> **Records shown**:

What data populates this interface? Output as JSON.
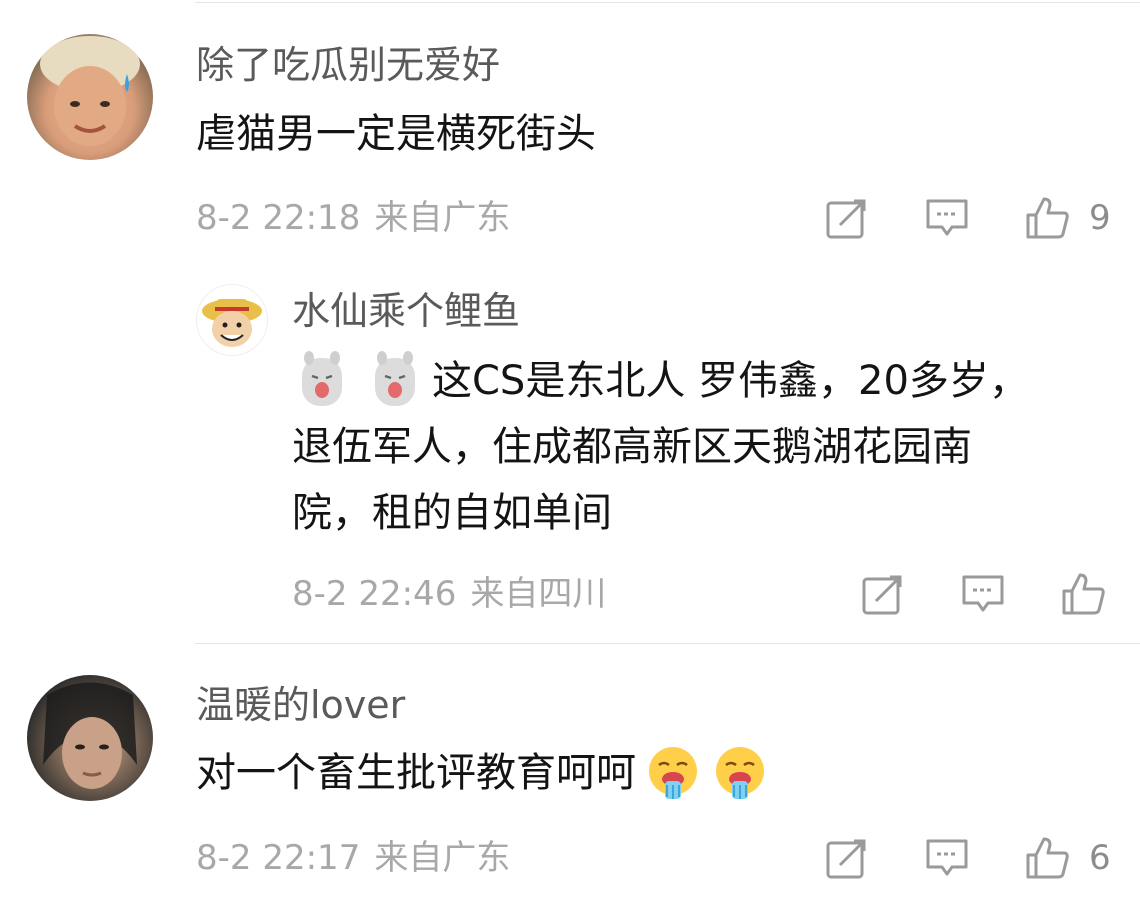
{
  "comments": [
    {
      "user": "除了吃瓜别无爱好",
      "text": "虐猫男一定是横死街头",
      "date": "8-2 22:18",
      "location": "来自广东",
      "likes": "9",
      "icons": [
        "share-icon",
        "comment-icon",
        "like-icon"
      ]
    },
    {
      "user": "水仙乘个鲤鱼",
      "text_lines": [
        "这CS是东北人 罗伟鑫，20多岁，",
        "退伍军人，住成都高新区天鹅湖花园南",
        "院，租的自如单间"
      ],
      "emojis": [
        "alpaca-emoji",
        "alpaca-emoji"
      ],
      "date": "8-2 22:46",
      "location": "来自四川",
      "icons": [
        "share-icon",
        "comment-icon",
        "like-icon"
      ]
    },
    {
      "user": "温暖的lover",
      "text": "对一个畜生批评教育呵呵",
      "emojis": [
        "drooling-face-emoji",
        "drooling-face-emoji"
      ],
      "date": "8-2 22:17",
      "location": "来自广东",
      "likes": "6",
      "icons": [
        "share-icon",
        "comment-icon",
        "like-icon"
      ]
    }
  ]
}
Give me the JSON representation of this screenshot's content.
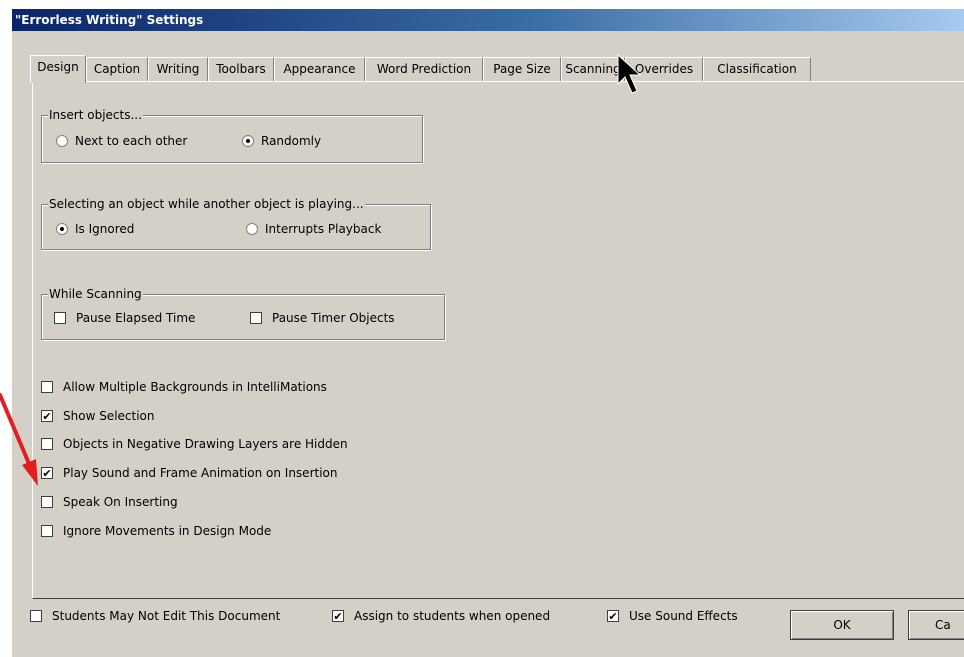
{
  "window": {
    "title": "\"Errorless Writing\" Settings"
  },
  "tabs": [
    "Design",
    "Caption",
    "Writing",
    "Toolbars",
    "Appearance",
    "Word Prediction",
    "Page Size",
    "Scanning",
    "Overrides",
    "Classification"
  ],
  "groups": {
    "insert": {
      "label": "Insert objects...",
      "options": [
        {
          "label": "Next to each other",
          "selected": false
        },
        {
          "label": "Randomly",
          "selected": true
        }
      ]
    },
    "selecting": {
      "label": "Selecting an object while another object is playing...",
      "options": [
        {
          "label": "Is Ignored",
          "selected": true
        },
        {
          "label": "Interrupts Playback",
          "selected": false
        }
      ]
    },
    "scanning": {
      "label": "While Scanning",
      "options": [
        {
          "label": "Pause Elapsed Time",
          "checked": false
        },
        {
          "label": "Pause Timer Objects",
          "checked": false
        }
      ]
    }
  },
  "checks": [
    {
      "label": "Allow Multiple Backgrounds in IntelliMations",
      "checked": false
    },
    {
      "label": "Show Selection",
      "checked": true
    },
    {
      "label": "Objects in Negative Drawing Layers are Hidden",
      "checked": false
    },
    {
      "label": "Play Sound and Frame Animation on Insertion",
      "checked": true
    },
    {
      "label": "Speak On Inserting",
      "checked": false
    },
    {
      "label": "Ignore Movements in Design Mode",
      "checked": false
    }
  ],
  "bottom": [
    {
      "label": "Students May Not Edit This Document",
      "checked": false
    },
    {
      "label": "Assign to students when opened",
      "checked": true
    },
    {
      "label": "Use Sound Effects",
      "checked": true
    }
  ],
  "buttons": {
    "ok": "OK",
    "cancel": "Ca"
  },
  "colors": {
    "annotation_arrow": "#e02020",
    "dialog_face": "#d4d0c8"
  },
  "icons": {
    "checkmark": "✔"
  }
}
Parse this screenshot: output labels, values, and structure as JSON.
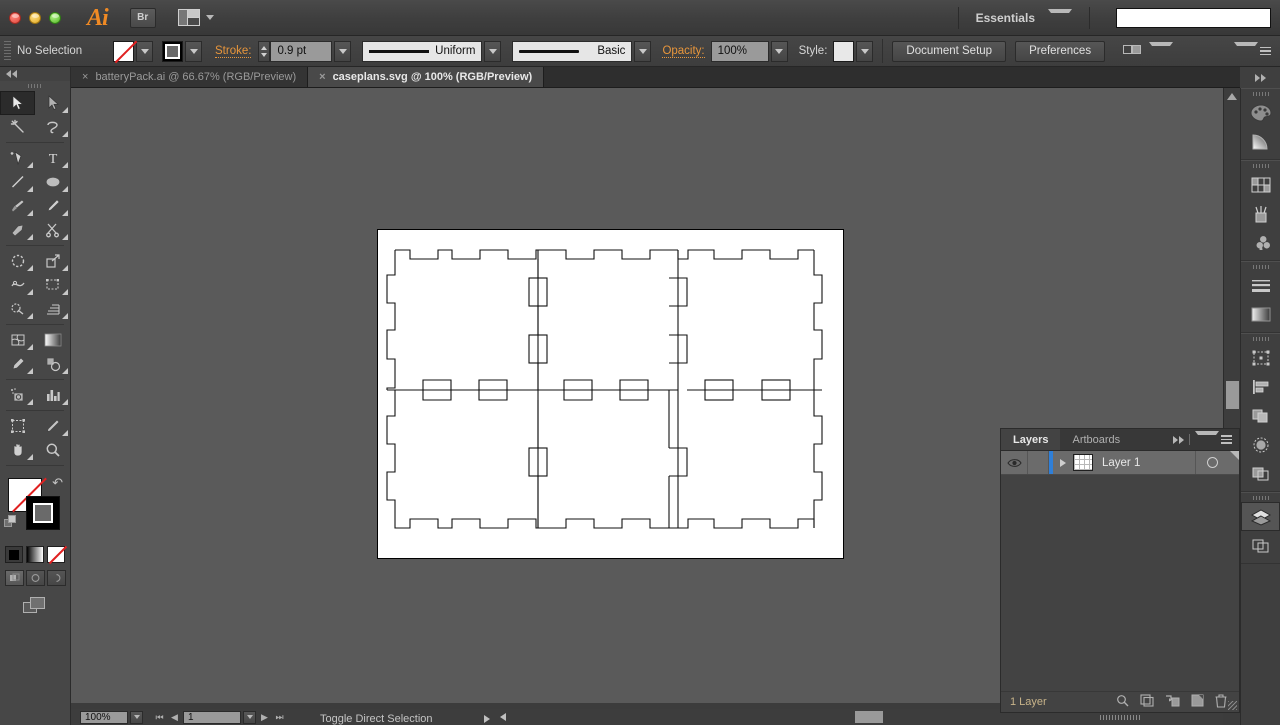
{
  "titlebar": {
    "app_logo": "Ai",
    "bridge_label": "Br",
    "arrange_icon": "arrange-documents-icon",
    "workspace_label": "Essentials",
    "search_value": "",
    "search_placeholder": ""
  },
  "control_bar": {
    "selection_status": "No Selection",
    "fill_swatch": "none-fill-swatch",
    "stroke_swatch": "black-stroke-swatch",
    "stroke_label": "Stroke:",
    "stroke_weight": "0.9 pt",
    "stroke_profile": "Uniform",
    "brush_definition": "Basic",
    "opacity_label": "Opacity:",
    "opacity_value": "100%",
    "style_label": "Style:",
    "document_setup": "Document Setup",
    "preferences": "Preferences",
    "select_similar_icon": "select-similar-objects-icon"
  },
  "tabs": [
    {
      "title": "batteryPack.ai @ 66.67% (RGB/Preview)",
      "active": false,
      "close": "×"
    },
    {
      "title": "caseplans.svg @ 100% (RGB/Preview)",
      "active": true,
      "close": "×"
    }
  ],
  "tools": [
    {
      "name": "selection-tool",
      "active": true
    },
    {
      "name": "direct-selection-tool",
      "active": false
    },
    {
      "name": "magic-wand-tool",
      "active": false
    },
    {
      "name": "lasso-tool",
      "active": false
    },
    {
      "name": "pen-tool",
      "active": false
    },
    {
      "name": "type-tool",
      "active": false
    },
    {
      "name": "line-segment-tool",
      "active": false
    },
    {
      "name": "ellipse-tool",
      "active": false
    },
    {
      "name": "paintbrush-tool",
      "active": false
    },
    {
      "name": "pencil-tool",
      "active": false
    },
    {
      "name": "blob-brush-tool",
      "active": false
    },
    {
      "name": "eraser-scissors-tool",
      "active": false
    },
    {
      "name": "rotate-tool",
      "active": false
    },
    {
      "name": "scale-tool",
      "active": false
    },
    {
      "name": "width-tool",
      "active": false
    },
    {
      "name": "free-transform-tool",
      "active": false
    },
    {
      "name": "shape-builder-tool",
      "active": false
    },
    {
      "name": "perspective-grid-tool",
      "active": false
    },
    {
      "name": "mesh-tool",
      "active": false
    },
    {
      "name": "gradient-tool",
      "active": false
    },
    {
      "name": "eyedropper-tool",
      "active": false
    },
    {
      "name": "blend-tool",
      "active": false
    },
    {
      "name": "symbol-sprayer-tool",
      "active": false
    },
    {
      "name": "column-graph-tool",
      "active": false
    },
    {
      "name": "artboard-tool",
      "active": false
    },
    {
      "name": "slice-tool",
      "active": false
    },
    {
      "name": "hand-tool",
      "active": false
    },
    {
      "name": "zoom-tool",
      "active": false
    }
  ],
  "toolbar_colors": {
    "fill": "none-fill-swatch",
    "stroke": "black-stroke-swatch",
    "swap_icon": "swap-fill-stroke-icon",
    "default_icon": "default-fill-stroke-icon",
    "mode_color": "color-mode-button",
    "mode_gradient": "gradient-mode-button",
    "mode_none": "none-mode-button",
    "draw_normal": "draw-normal-button",
    "draw_behind": "draw-behind-button",
    "draw_inside": "draw-inside-button",
    "screen_mode": "screen-mode-button"
  },
  "canvas": {
    "background_color": "#5a5a5a",
    "artboard_color": "#ffffff",
    "artwork_name": "laser-cut-case-plan"
  },
  "status_bar": {
    "zoom_level": "100%",
    "artboard_number": "1",
    "status_text": "Toggle Direct Selection"
  },
  "layers_panel": {
    "tabs": [
      {
        "label": "Layers",
        "active": true
      },
      {
        "label": "Artboards",
        "active": false
      }
    ],
    "collapse_icon": "expand-panel-icon",
    "menu_icon": "panel-menu-icon",
    "rows": [
      {
        "name": "Layer 1",
        "visibility_icon": "eye-icon",
        "expand_icon": "disclosure-triangle-icon",
        "thumbnail": "layer-thumbnail",
        "target_icon": "target-circle-icon",
        "selected": true
      }
    ],
    "footer_count": "1 Layer",
    "footer_icons": [
      "locate-object-icon",
      "make-clipping-mask-icon",
      "create-new-sublayer-icon",
      "create-new-layer-icon",
      "delete-selection-icon"
    ]
  },
  "dock_rail": [
    {
      "name": "color-panel-icon",
      "active": false
    },
    {
      "name": "color-guide-panel-icon",
      "active": false
    },
    {
      "name": "swatches-panel-icon",
      "active": false
    },
    {
      "name": "brushes-panel-icon",
      "active": false
    },
    {
      "name": "symbols-panel-icon",
      "active": false
    },
    {
      "name": "stroke-panel-icon",
      "active": false
    },
    {
      "name": "gradient-panel-icon",
      "active": false
    },
    {
      "name": "transform-panel-icon",
      "active": false
    },
    {
      "name": "align-panel-icon",
      "active": false
    },
    {
      "name": "pathfinder-panel-icon",
      "active": false
    },
    {
      "name": "transparency-panel-icon",
      "active": false
    },
    {
      "name": "appearance-panel-icon",
      "active": false
    },
    {
      "name": "layers-panel-icon",
      "active": true
    },
    {
      "name": "artboards-panel-icon",
      "active": false
    }
  ],
  "colors": {
    "accent_orange": "#e8963c",
    "selection_blue": "#2f7fd8",
    "panel_bg": "#434343",
    "chrome_bg": "#3c3c3c",
    "canvas_bg": "#5a5a5a"
  }
}
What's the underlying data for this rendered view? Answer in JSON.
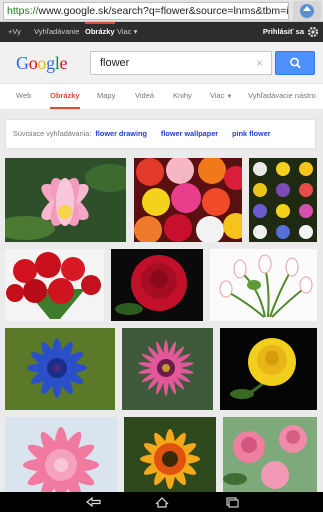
{
  "browser": {
    "url_protocol": "https://",
    "url_rest": "www.google.sk/search?q=flower&source=lnms&tbm=isc"
  },
  "gbar": {
    "items": [
      "+Vy",
      "Vyhľadávanie",
      "Obrázky",
      "Viac"
    ],
    "more_caret": "▾",
    "signin": "Prihlásiť sa"
  },
  "search": {
    "logo": [
      "G",
      "o",
      "o",
      "g",
      "l",
      "e"
    ],
    "query": "flower",
    "clear_symbol": "×"
  },
  "tabs": [
    {
      "label": "Web"
    },
    {
      "label": "Obrázky"
    },
    {
      "label": "Mapy"
    },
    {
      "label": "Videá"
    },
    {
      "label": "Knihy"
    },
    {
      "label": "Viac"
    },
    {
      "label": "Vyhľadávacie nástro"
    }
  ],
  "related": {
    "label": "Súvisiace vyhľadávania:",
    "links": [
      "flower drawing",
      "flower wallpaper",
      "pink flower"
    ]
  },
  "images": [
    "pink lotus flower",
    "roses bouquet",
    "flower grid collage",
    "red roses bouquet",
    "red rose",
    "white tulips",
    "blue cornflower",
    "pink gazania flower",
    "yellow rose",
    "pink dahlia",
    "orange gazania flower",
    "pink roses"
  ],
  "colors": {
    "accent_red": "#dd4b39",
    "link_blue": "#1a3fc9",
    "search_blue": "#4d90fe"
  }
}
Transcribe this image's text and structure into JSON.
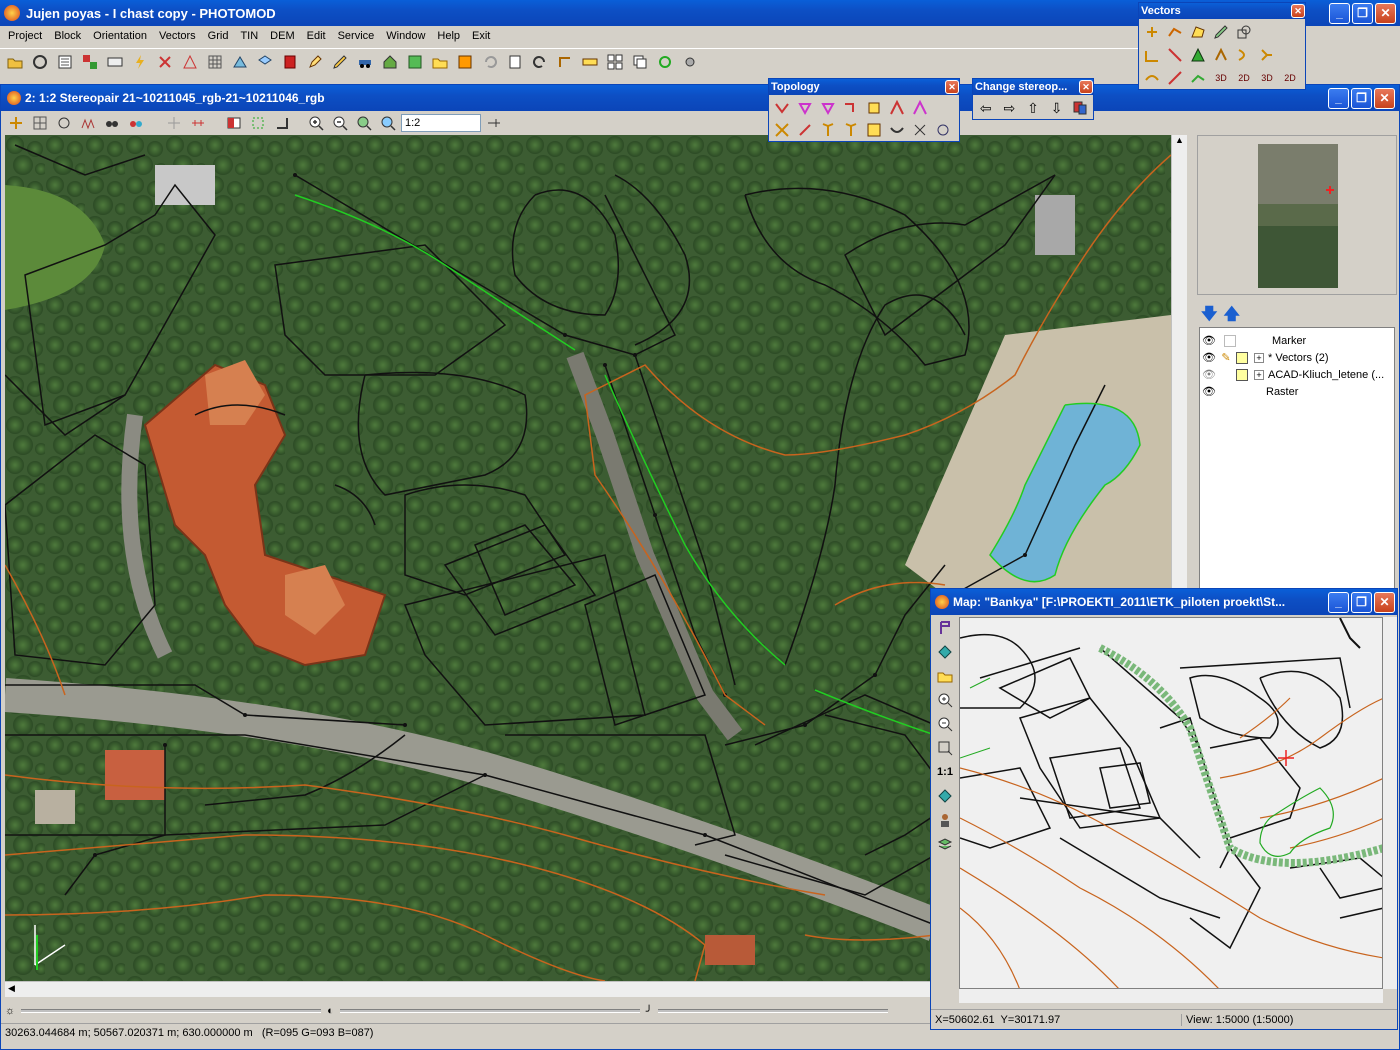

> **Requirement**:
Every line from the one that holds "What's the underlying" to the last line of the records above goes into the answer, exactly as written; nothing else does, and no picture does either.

> **Your response**:
What's the underlying data for this rendered view? Answer in JSON.
{
  "browser": {
    "url_protocol": "https://",
    "url_rest": "www.google.sk/search?q=flower&source=lnms&tbm=isc"
  },
  "gbar": {
    "items": [
      "+Vy",
      "Vyhľadávanie",
      "Obrázky",
      "Viac"
    ],
    "more_caret": "▾",
    "signin": "Prihlásiť sa"
  },
  "search": {
    "logo": [
      "G",
      "o",
      "o",
      "g",
      "l",
      "e"
    ],
    "query": "flower",
    "clear_symbol": "×"
  },
  "tabs": [
    {
      "label": "Web"
    },
    {
      "label": "Obrázky"
    },
    {
      "label": "Mapy"
    },
    {
      "label": "Videá"
    },
    {
      "label": "Knihy"
    },
    {
      "label": "Viac"
    },
    {
      "label": "Vyhľadávacie nástro"
    }
  ],
  "related": {
    "label": "Súvisiace vyhľadávania:",
    "links": [
      "flower drawing",
      "flower wallpaper",
      "pink flower"
    ]
  },
  "images": [
    "pink lotus flower",
    "roses bouquet",
    "flower grid collage",
    "red roses bouquet",
    "red rose",
    "white tulips",
    "blue cornflower",
    "pink gazania flower",
    "yellow rose",
    "pink dahlia",
    "orange gazania flower",
    "pink roses"
  ],
  "colors": {
    "accent_red": "#dd4b39",
    "link_blue": "#1a3fc9",
    "search_blue": "#4d90fe"
  }
}
Transcribe this image's text and structure into JSON.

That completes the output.